Please retype the records below exactly as they appear, leaving out every picture.

Records from a collection
------------------------------------------------------------------------

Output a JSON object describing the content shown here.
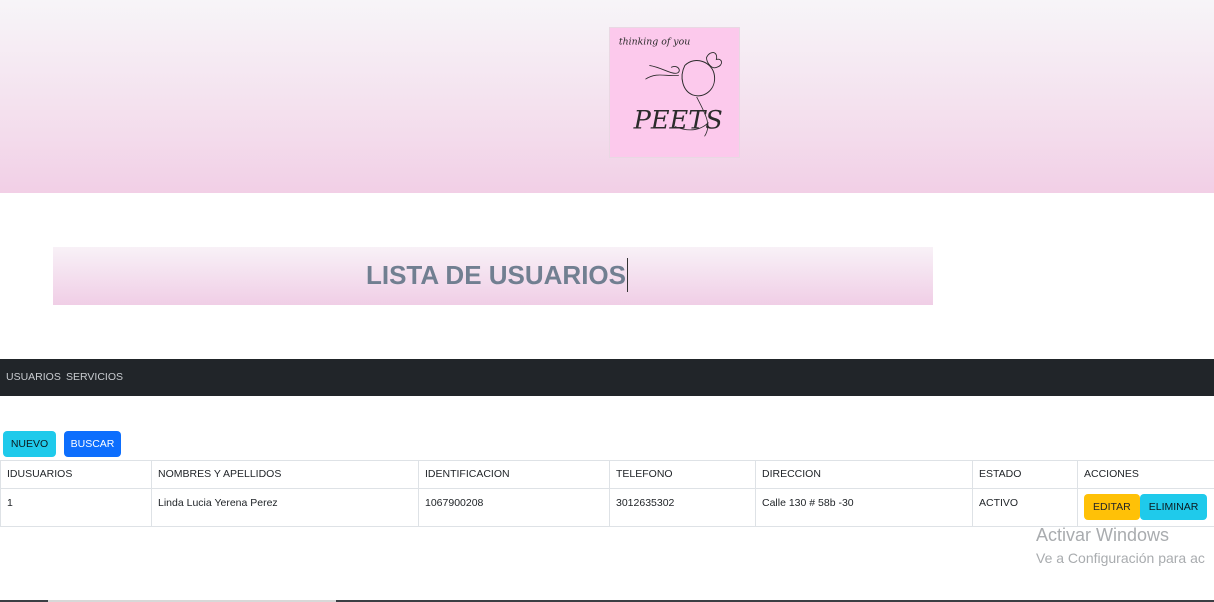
{
  "header": {
    "logo_text_top": "thinking of you",
    "logo_text_bottom": "PEETS"
  },
  "page_title": "LISTA DE USUARIOS",
  "navbar": {
    "items": [
      {
        "label": "USUARIOS"
      },
      {
        "label": "SERVICIOS"
      }
    ]
  },
  "toolbar": {
    "new_label": "NUEVO",
    "search_label": "BUSCAR"
  },
  "table": {
    "columns": [
      "IDUSUARIOS",
      "NOMBRES Y APELLIDOS",
      "IDENTIFICACION",
      "TELEFONO",
      "DIRECCION",
      "ESTADO",
      "ACCIONES"
    ],
    "rows": [
      {
        "id": "1",
        "name": "Linda Lucia Yerena Perez",
        "identification": "1067900208",
        "phone": "3012635302",
        "address": "Calle 130 # 58b -30",
        "status": "ACTIVO",
        "edit_label": "EDITAR",
        "delete_label": "ELIMINAR"
      }
    ]
  },
  "watermark": {
    "line1": "Activar Windows",
    "line2": "Ve a Configuración para ac"
  },
  "colors": {
    "hero_pink": "#f2cfe6",
    "logo_bg": "#fcc9ec",
    "navbar_bg": "#212529",
    "info_button": "#1fcaeb",
    "primary_button": "#0d6efd",
    "warning_button": "#ffc107",
    "title_text": "#717f91"
  }
}
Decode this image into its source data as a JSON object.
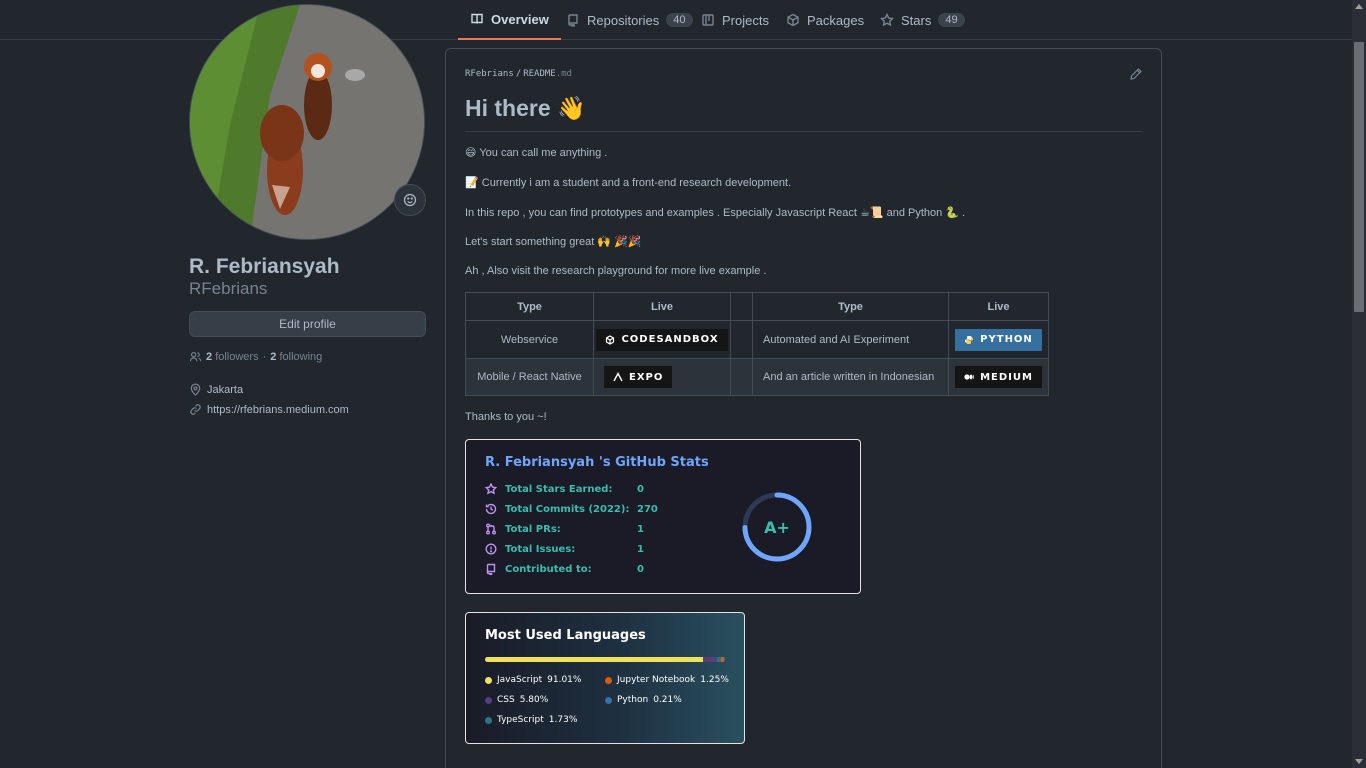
{
  "tabs": [
    {
      "label": "Overview",
      "icon": "book-icon"
    },
    {
      "label": "Repositories",
      "icon": "repo-icon",
      "count": "40"
    },
    {
      "label": "Projects",
      "icon": "project-icon"
    },
    {
      "label": "Packages",
      "icon": "package-icon"
    },
    {
      "label": "Stars",
      "icon": "star-icon",
      "count": "49"
    }
  ],
  "profile": {
    "full_name": "R. Febriansyah",
    "login": "RFebrians",
    "edit_label": "Edit profile",
    "followers_count": "2",
    "followers_label": "followers",
    "separator": "·",
    "following_count": "2",
    "following_label": "following",
    "location": "Jakarta",
    "website": "https://rfebrians.medium.com"
  },
  "readme": {
    "path_user": "RFebrians",
    "path_sep": "/",
    "path_file": "README",
    "path_ext": ".md",
    "heading": "Hi there 👋",
    "lines": [
      "😄 You can call me anything .",
      "📝 Currently i am a student and a front-end research development.",
      "In this repo , you can find prototypes and examples . Especially Javascript React ☕📜 and Python 🐍 .",
      "Let's start something great 🙌 🎉🎉",
      "Ah , Also visit the research playground for more live example ."
    ],
    "table": {
      "headers": [
        "Type",
        "Live",
        "",
        "Type",
        "Live"
      ],
      "rows": [
        {
          "type1": "Webservice",
          "badge1": "CODESANDBOX",
          "type2": "Automated and AI Experiment",
          "badge2": "PYTHON"
        },
        {
          "type1": "Mobile / React Native",
          "badge1": "EXPO",
          "type2": "And an article written in Indonesian",
          "badge2": "MEDIUM"
        }
      ]
    },
    "thanks": "Thanks to you ~!"
  },
  "stats_card": {
    "title": "R. Febriansyah 's GitHub Stats",
    "rows": [
      {
        "label": "Total Stars Earned:",
        "value": "0",
        "icon": "star-icon"
      },
      {
        "label": "Total Commits (2022):",
        "value": "270",
        "icon": "history-icon"
      },
      {
        "label": "Total PRs:",
        "value": "1",
        "icon": "pull-request-icon"
      },
      {
        "label": "Total Issues:",
        "value": "1",
        "icon": "issue-icon"
      },
      {
        "label": "Contributed to:",
        "value": "0",
        "icon": "repo-icon"
      }
    ],
    "grade": "A+",
    "colors": {
      "title": "#70a5fd",
      "text": "#38bdae",
      "icon": "#bf91f3",
      "bg": "#1a1b27"
    }
  },
  "langs_card": {
    "title": "Most Used Languages",
    "languages": [
      {
        "name": "JavaScript",
        "percent": "91.01%",
        "pct": 91.01,
        "color": "#f1e05a"
      },
      {
        "name": "CSS",
        "percent": "5.80%",
        "pct": 5.8,
        "color": "#563d7c"
      },
      {
        "name": "TypeScript",
        "percent": "1.73%",
        "pct": 1.73,
        "color": "#2b7489"
      },
      {
        "name": "Jupyter Notebook",
        "percent": "1.25%",
        "pct": 1.25,
        "color": "#da5b0b"
      },
      {
        "name": "Python",
        "percent": "0.21%",
        "pct": 0.21,
        "color": "#3572a5"
      }
    ]
  },
  "colors": {
    "accent": "#ec775c",
    "bg": "#22272e",
    "border": "#444c56"
  }
}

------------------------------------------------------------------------

Written reply.
Output a JSON object describing the content shown here.
{
  "header": {
    "logo_text_top": "thinking of you",
    "logo_text_bottom": "PEETS"
  },
  "page_title": "LISTA DE USUARIOS",
  "navbar": {
    "items": [
      {
        "label": "USUARIOS"
      },
      {
        "label": "SERVICIOS"
      }
    ]
  },
  "toolbar": {
    "new_label": "NUEVO",
    "search_label": "BUSCAR"
  },
  "table": {
    "columns": [
      "IDUSUARIOS",
      "NOMBRES Y APELLIDOS",
      "IDENTIFICACION",
      "TELEFONO",
      "DIRECCION",
      "ESTADO",
      "ACCIONES"
    ],
    "rows": [
      {
        "id": "1",
        "name": "Linda Lucia Yerena Perez",
        "identification": "1067900208",
        "phone": "3012635302",
        "address": "Calle 130 # 58b -30",
        "status": "ACTIVO",
        "edit_label": "EDITAR",
        "delete_label": "ELIMINAR"
      }
    ]
  },
  "watermark": {
    "line1": "Activar Windows",
    "line2": "Ve a Configuración para ac"
  },
  "colors": {
    "hero_pink": "#f2cfe6",
    "logo_bg": "#fcc9ec",
    "navbar_bg": "#212529",
    "info_button": "#1fcaeb",
    "primary_button": "#0d6efd",
    "warning_button": "#ffc107",
    "title_text": "#717f91"
  }
}
Decode this image into its source data as a JSON object.
{
  "tabs": [
    {
      "label": "Overview",
      "icon": "book-icon"
    },
    {
      "label": "Repositories",
      "icon": "repo-icon",
      "count": "40"
    },
    {
      "label": "Projects",
      "icon": "project-icon"
    },
    {
      "label": "Packages",
      "icon": "package-icon"
    },
    {
      "label": "Stars",
      "icon": "star-icon",
      "count": "49"
    }
  ],
  "profile": {
    "full_name": "R. Febriansyah",
    "login": "RFebrians",
    "edit_label": "Edit profile",
    "followers_count": "2",
    "followers_label": "followers",
    "separator": "·",
    "following_count": "2",
    "following_label": "following",
    "location": "Jakarta",
    "website": "https://rfebrians.medium.com"
  },
  "readme": {
    "path_user": "RFebrians",
    "path_sep": "/",
    "path_file": "README",
    "path_ext": ".md",
    "heading": "Hi there 👋",
    "lines": [
      "😄 You can call me anything .",
      "📝 Currently i am a student and a front-end research development.",
      "In this repo , you can find prototypes and examples . Especially Javascript React ☕📜 and Python 🐍 .",
      "Let's start something great 🙌 🎉🎉",
      "Ah , Also visit the research playground for more live example ."
    ],
    "table": {
      "headers": [
        "Type",
        "Live",
        "",
        "Type",
        "Live"
      ],
      "rows": [
        {
          "type1": "Webservice",
          "badge1": "CODESANDBOX",
          "type2": "Automated and AI Experiment",
          "badge2": "PYTHON"
        },
        {
          "type1": "Mobile / React Native",
          "badge1": "EXPO",
          "type2": "And an article written in Indonesian",
          "badge2": "MEDIUM"
        }
      ]
    },
    "thanks": "Thanks to you ~!"
  },
  "stats_card": {
    "title": "R. Febriansyah 's GitHub Stats",
    "rows": [
      {
        "label": "Total Stars Earned:",
        "value": "0",
        "icon": "star-icon"
      },
      {
        "label": "Total Commits (2022):",
        "value": "270",
        "icon": "history-icon"
      },
      {
        "label": "Total PRs:",
        "value": "1",
        "icon": "pull-request-icon"
      },
      {
        "label": "Total Issues:",
        "value": "1",
        "icon": "issue-icon"
      },
      {
        "label": "Contributed to:",
        "value": "0",
        "icon": "repo-icon"
      }
    ],
    "grade": "A+",
    "colors": {
      "title": "#70a5fd",
      "text": "#38bdae",
      "icon": "#bf91f3",
      "bg": "#1a1b27"
    }
  },
  "langs_card": {
    "title": "Most Used Languages",
    "languages": [
      {
        "name": "JavaScript",
        "percent": "91.01%",
        "pct": 91.01,
        "color": "#f1e05a"
      },
      {
        "name": "CSS",
        "percent": "5.80%",
        "pct": 5.8,
        "color": "#563d7c"
      },
      {
        "name": "TypeScript",
        "percent": "1.73%",
        "pct": 1.73,
        "color": "#2b7489"
      },
      {
        "name": "Jupyter Notebook",
        "percent": "1.25%",
        "pct": 1.25,
        "color": "#da5b0b"
      },
      {
        "name": "Python",
        "percent": "0.21%",
        "pct": 0.21,
        "color": "#3572a5"
      }
    ]
  },
  "colors": {
    "accent": "#ec775c",
    "bg": "#22272e",
    "border": "#444c56"
  }
}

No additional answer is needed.